On November 30, 1998 the
Kansas Oil Industry and geological profession lost one of those rare individuals
who was admired and liked by all and acknowledged to be one of the "true
gentlemen" of the industry. As Gus Messinger stated "Don was a man
in the oil industry of whom I have never heard any disparaging remarks."
Perhaps some of the thoughts of those who knew Don well can be summed up
by the phrase, he was a "class act."
Don was a native Kansan. After
arriving in Wichita in April 1920 he spent all of his childhood in Wichita
and received his advanced education there. He was very proud of the
fact that although his mother was an immigrant with her parents from Germany,
and his father was an immigrant from Austria there intent from the beginning
was to be American. German was never spoken in their home.
Don Smith refers to his friend as
being "generous but frugal." Perhaps this was derived from his background
or from "working his way through college" which was a necessity for Don.

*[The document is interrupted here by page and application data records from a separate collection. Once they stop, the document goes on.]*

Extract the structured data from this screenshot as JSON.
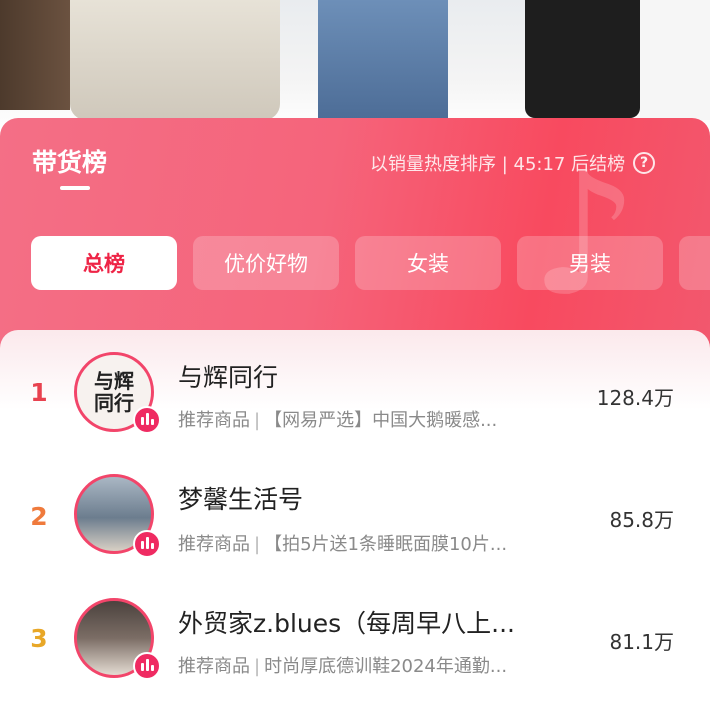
{
  "header": {
    "title": "带货榜",
    "subtitle": "以销量热度排序 | 45:17 后结榜",
    "help_icon": "question-circle-icon"
  },
  "tabs": [
    {
      "label": "总榜",
      "active": true
    },
    {
      "label": "优价好物",
      "active": false
    },
    {
      "label": "女装",
      "active": false
    },
    {
      "label": "男装",
      "active": false
    }
  ],
  "ranking": [
    {
      "rank": "1",
      "name": "与辉同行",
      "tag": "推荐商品",
      "product": "【网易严选】中国大鹅暖感...",
      "value": "128.4万",
      "avatar_text": "与辉同行"
    },
    {
      "rank": "2",
      "name": "梦馨生活号",
      "tag": "推荐商品",
      "product": "【拍5片送1条睡眠面膜10片...",
      "value": "85.8万"
    },
    {
      "rank": "3",
      "name": "外贸家z.blues（每周早八上...",
      "tag": "推荐商品",
      "product": "时尚厚底德训鞋2024年通勤...",
      "value": "81.1万"
    }
  ],
  "colors": {
    "accent": "#ee2446",
    "panel": "#f5647b",
    "rank1": "#e8424f",
    "rank2": "#ef7a3c",
    "rank3": "#e8a727"
  }
}
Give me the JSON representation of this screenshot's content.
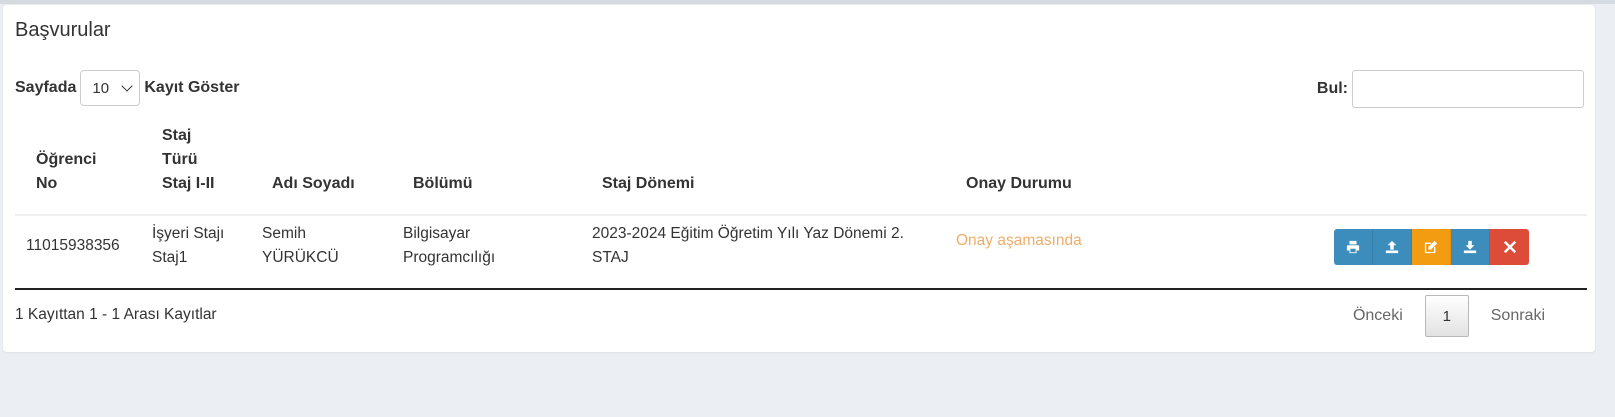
{
  "panel": {
    "title": "Başvurular"
  },
  "length": {
    "prefix": "Sayfada",
    "value": "10",
    "suffix": "Kayıt Göster"
  },
  "search": {
    "label": "Bul:",
    "value": ""
  },
  "table": {
    "headers": {
      "student_no_1": "Öğrenci",
      "student_no_2": "No",
      "type_1": "Staj",
      "type_2": "Türü",
      "type_3": "Staj I-II",
      "name": "Adı Soyadı",
      "dept": "Bölümü",
      "period": "Staj Dönemi",
      "status": "Onay Durumu"
    },
    "rows": [
      {
        "student_no": "11015938356",
        "type_1": "İşyeri Stajı",
        "type_2": "Staj1",
        "name_1": "Semih",
        "name_2": "YÜRÜKCÜ",
        "dept_1": "Bilgisayar",
        "dept_2": "Programcılığı",
        "period_1": "2023-2024 Eğitim Öğretim Yılı Yaz Dönemi 2.",
        "period_2": "STAJ",
        "status": "Onay aşamasında"
      }
    ]
  },
  "actions": [
    {
      "icon": "print-icon",
      "color": "#3c8dbc"
    },
    {
      "icon": "upload-icon",
      "color": "#3c8dbc"
    },
    {
      "icon": "edit-icon",
      "color": "#f39c12"
    },
    {
      "icon": "download-icon",
      "color": "#3c8dbc"
    },
    {
      "icon": "close-icon",
      "color": "#dd4b39"
    }
  ],
  "footer": {
    "info": "1 Kayıttan 1 - 1 Arası Kayıtlar",
    "prev": "Önceki",
    "page": "1",
    "next": "Sonraki"
  },
  "colors": {
    "status_pending": "#f0ad6a",
    "background": "#ebeef2"
  }
}
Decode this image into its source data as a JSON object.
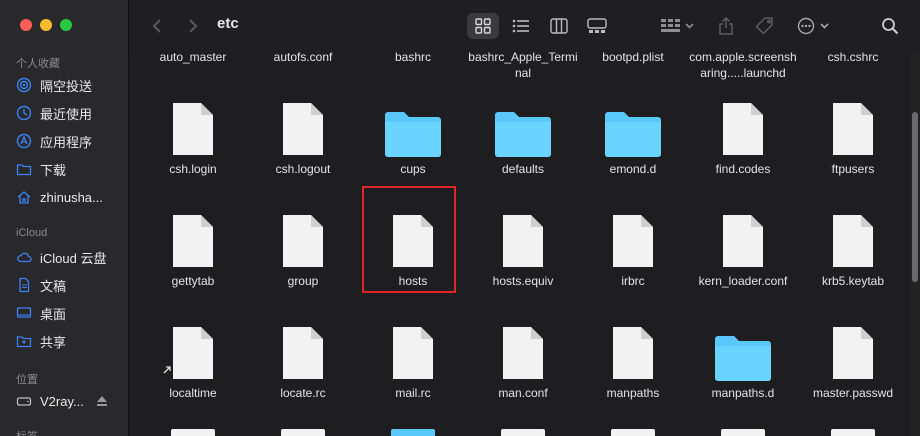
{
  "toolbar": {
    "title": "etc"
  },
  "sidebar": {
    "section_favorites": "个人收藏",
    "favorites": [
      {
        "label": "隔空投送",
        "icon": "airdrop-icon"
      },
      {
        "label": "最近使用",
        "icon": "clock-icon"
      },
      {
        "label": "应用程序",
        "icon": "applications-icon"
      },
      {
        "label": "下载",
        "icon": "folder-icon"
      },
      {
        "label": "zhinusha...",
        "icon": "home-icon"
      }
    ],
    "section_icloud": "iCloud",
    "icloud": [
      {
        "label": "iCloud 云盘",
        "icon": "cloud-icon"
      },
      {
        "label": "文稿",
        "icon": "document-icon"
      },
      {
        "label": "桌面",
        "icon": "desktop-icon"
      },
      {
        "label": "共享",
        "icon": "shared-folder-icon"
      }
    ],
    "section_locations": "位置",
    "locations": [
      {
        "label": "V2ray...",
        "icon": "disk-icon"
      }
    ],
    "section_tags": "标签"
  },
  "files": {
    "top_row": [
      "auto_master",
      "autofs.conf",
      "bashrc",
      "bashrc_Apple_Terminal",
      "bootpd.plist",
      "com.apple.screensharing.....launchd",
      "csh.cshrc"
    ],
    "rows": [
      [
        {
          "name": "csh.login",
          "kind": "file"
        },
        {
          "name": "csh.logout",
          "kind": "file"
        },
        {
          "name": "cups",
          "kind": "folder"
        },
        {
          "name": "defaults",
          "kind": "folder"
        },
        {
          "name": "emond.d",
          "kind": "folder"
        },
        {
          "name": "find.codes",
          "kind": "file"
        },
        {
          "name": "ftpusers",
          "kind": "file"
        }
      ],
      [
        {
          "name": "gettytab",
          "kind": "file"
        },
        {
          "name": "group",
          "kind": "file"
        },
        {
          "name": "hosts",
          "kind": "file"
        },
        {
          "name": "hosts.equiv",
          "kind": "file"
        },
        {
          "name": "irbrc",
          "kind": "file"
        },
        {
          "name": "kern_loader.conf",
          "kind": "file"
        },
        {
          "name": "krb5.keytab",
          "kind": "file"
        }
      ],
      [
        {
          "name": "localtime",
          "kind": "file"
        },
        {
          "name": "locate.rc",
          "kind": "file"
        },
        {
          "name": "mail.rc",
          "kind": "file"
        },
        {
          "name": "man.conf",
          "kind": "file"
        },
        {
          "name": "manpaths",
          "kind": "file"
        },
        {
          "name": "manpaths.d",
          "kind": "folder"
        },
        {
          "name": "master.passwd",
          "kind": "file"
        }
      ]
    ]
  },
  "colors": {
    "folder": "#5ac8fa",
    "highlight": "#e0262b",
    "accent": "#3b82f6"
  }
}
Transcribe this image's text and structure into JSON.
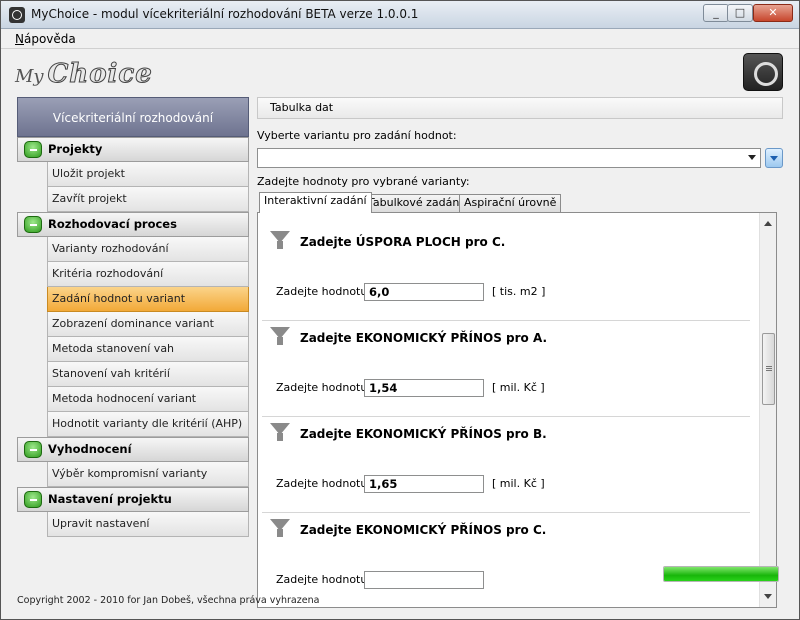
{
  "window": {
    "title": "MyChoice - modul vícekriteriální rozhodování BETA verze 1.0.0.1"
  },
  "menu": {
    "help_prefix": "N",
    "help_rest": "ápověda"
  },
  "logo": {
    "my": "My",
    "choice": "Choice"
  },
  "sidebar": {
    "header": "Vícekriteriální  rozhodování",
    "groups": [
      {
        "label": "Projekty",
        "items": [
          "Uložit projekt",
          "Zavřít projekt"
        ]
      },
      {
        "label": "Rozhodovací proces",
        "items": [
          "Varianty rozhodování",
          "Kritéria rozhodování",
          "Zadání hodnot u variant",
          "Zobrazení dominance variant",
          "Metoda stanovení vah",
          "Stanovení vah kritérií",
          "Metoda hodnocení variant",
          "Hodnotit varianty dle kritérií (AHP)"
        ]
      },
      {
        "label": "Vyhodnocení",
        "items": [
          "Výběr kompromisní varianty"
        ]
      },
      {
        "label": "Nastavení projektu",
        "items": [
          "Upravit nastavení"
        ]
      }
    ],
    "active_item": "Zadání hodnot u variant"
  },
  "main": {
    "panel_title": "Tabulka dat",
    "select_label": "Vyberte variantu pro zadání hodnot:",
    "select_value": "",
    "values_label": "Zadejte hodnoty pro vybrané varianty:",
    "tabs": [
      "Interaktivní zadání",
      "Tabulkové zadání",
      "Aspirační úrovně"
    ],
    "active_tab": "Interaktivní zadání",
    "entries": [
      {
        "title": "Zadejte ÚSPORA PLOCH pro C.",
        "label": "Zadejte hodnotu:",
        "value": "6,0",
        "unit": "[ tis. m2 ]"
      },
      {
        "title": "Zadejte EKONOMICKÝ PŘÍNOS pro A.",
        "label": "Zadejte hodnotu:",
        "value": "1,54",
        "unit": "[ mil. Kč ]"
      },
      {
        "title": "Zadejte EKONOMICKÝ PŘÍNOS pro B.",
        "label": "Zadejte hodnotu:",
        "value": "1,65",
        "unit": "[ mil. Kč ]"
      },
      {
        "title": "Zadejte EKONOMICKÝ PŘÍNOS pro C.",
        "label": "Zadejte hodnotu:",
        "value": "",
        "unit": ""
      }
    ]
  },
  "progress": {
    "value": 1.0
  },
  "footer": {
    "copyright": "Copyright 2002 - 2010 for Jan Dobeš, všechna práva vyhrazena"
  }
}
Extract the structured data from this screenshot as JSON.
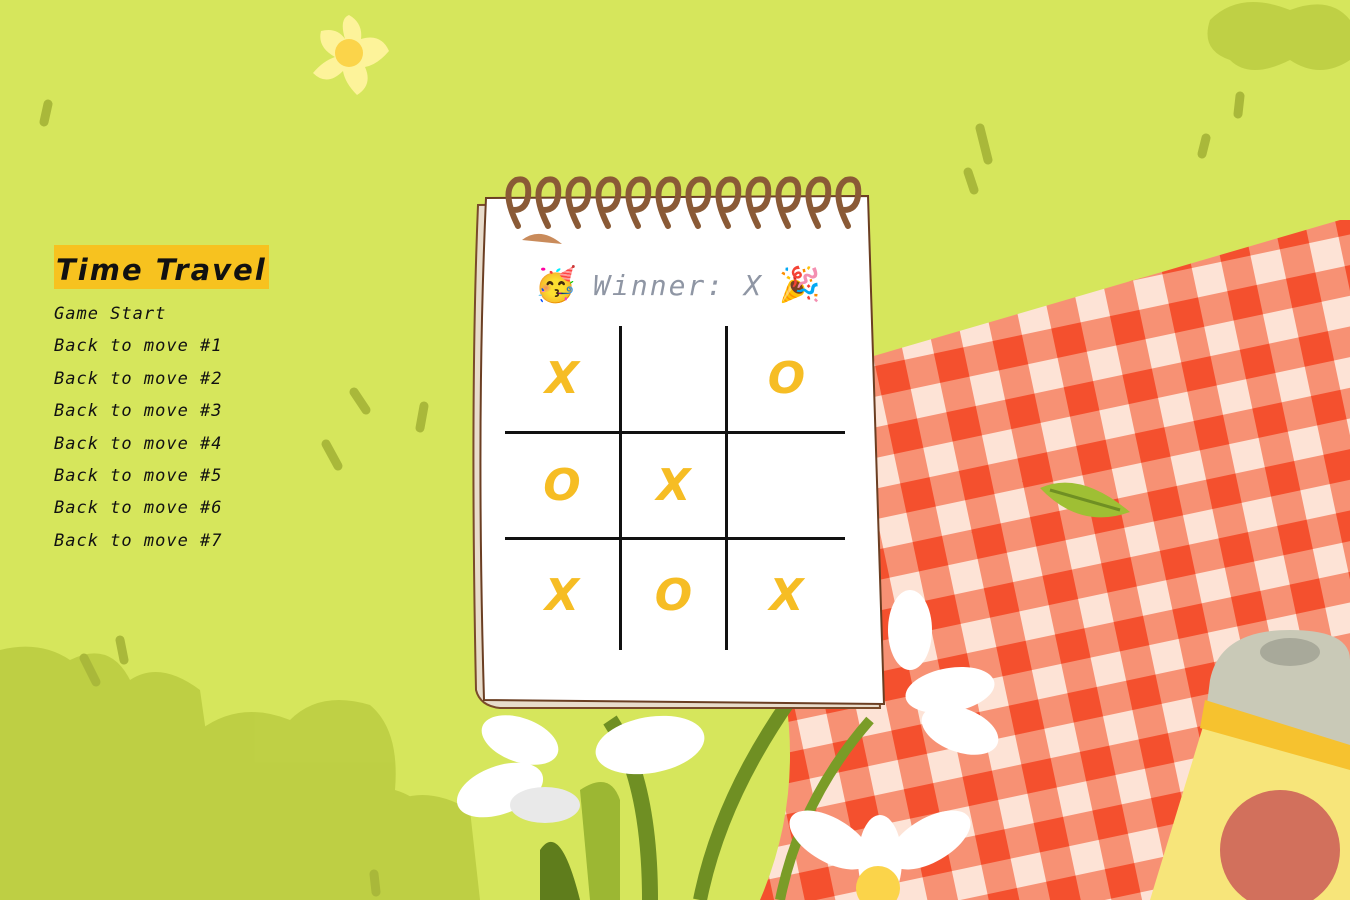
{
  "sidebar": {
    "title": "Time Travel",
    "history": [
      "Game Start",
      "Back to move #1",
      "Back to move #2",
      "Back to move #3",
      "Back to move #4",
      "Back to move #5",
      "Back to move #6",
      "Back to move #7"
    ]
  },
  "status": {
    "left_emoji": "🥳",
    "text": "Winner: X",
    "right_emoji": "🎉"
  },
  "board": {
    "cells": [
      "X",
      "",
      "O",
      "O",
      "X",
      "",
      "X",
      "O",
      "X"
    ]
  },
  "colors": {
    "background": "#d6e65c",
    "highlight": "#f7c21f",
    "mark": "#f6bd24",
    "status_text": "#8f96a4",
    "checker_red": "#f45b38"
  }
}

He worked at a service station and at Cessna Aircraft while enrolled at
Wichita University from 1938-42 and 1948-49. During the interim period
he was employed by several companies, but most particularly Schlumberger
in several localities including Oklahoma City, Shawnee, and Wichita.
He returned to Wichita and found employment with Sohio where he was supervised
and influenced by K.T. Woodman. Don thought he taught him a lot about
"how to find oil."
In 1942 Don married Gwen Dodson
and they had two daughters. Karen Wright and Kathy Probst both of
whom reside in Wichita. Don was a family man as Gus Messinger writes
"he always thought about his family. When you visited him at his
office, he would proudly show you some little gift or candy that someone
in his family had given him."
At Wichita University Don and Don
Hoy Smith were part of a group of geology students later to achieve success
in their profession. These men include Bill Jacques, Warren Tomlinson,
Leroy Riley, Ed Hutchinson, Wayne Walcher, Bob Armstrong, Ed Rehn, Tromer
Smith, Elmo Kelly, Bob Gensch, Ray Goodin, Jim Morris, E.K. Edminston,
Bob Watchous, and others. After graduation in 1949, Don continued
with Sohio and later joined Bay Petroleum. When Bay merged with Tenneco
he remained with the new company. He was stationed for a period of
time in North Texas.
The year 1958 saw the formation
of Hellar Drilling in conjunction with Pierce Musgrove. The company
operated two drilling rigs until they were sold in 1973. As Don Smith
comments, "these were highly competitive times in the drilling business
and oil prices were low, but Don made a go of it." Gus indicates
that this competitiveness carried over into card games and bowling "where
Don hated to lose."
Don was an "oil finder" who might
discuss some of the low times, but as Gus puts it "never boasted about
his success as a petroleum geologist. Although his discoveries were
many, he was very humble about his abilities."
He was also a professional, serving
on several committees of the Kansas Geological Society, He joined the American
Association of Petroleum Geologists, and in 1951 became an emeritus member.
He has also been an active member of the Society of Independent Professional
An amusing comment on Don comes
from Don Smith. "Although Don undoubtedly could have afforded to
eat each day at the Petroleum Club, he seemed to prefer to eat with a small
group of older geologists at the Linoleum Club as we refer to the cafeteria
on the mezzanine of what was then the Nations Bank Building."
Don will be greatly missed by his
colleagues and host of friends in the oil industry. A memorial has
been established with the Endowment Fund, Department of Geology, Wichita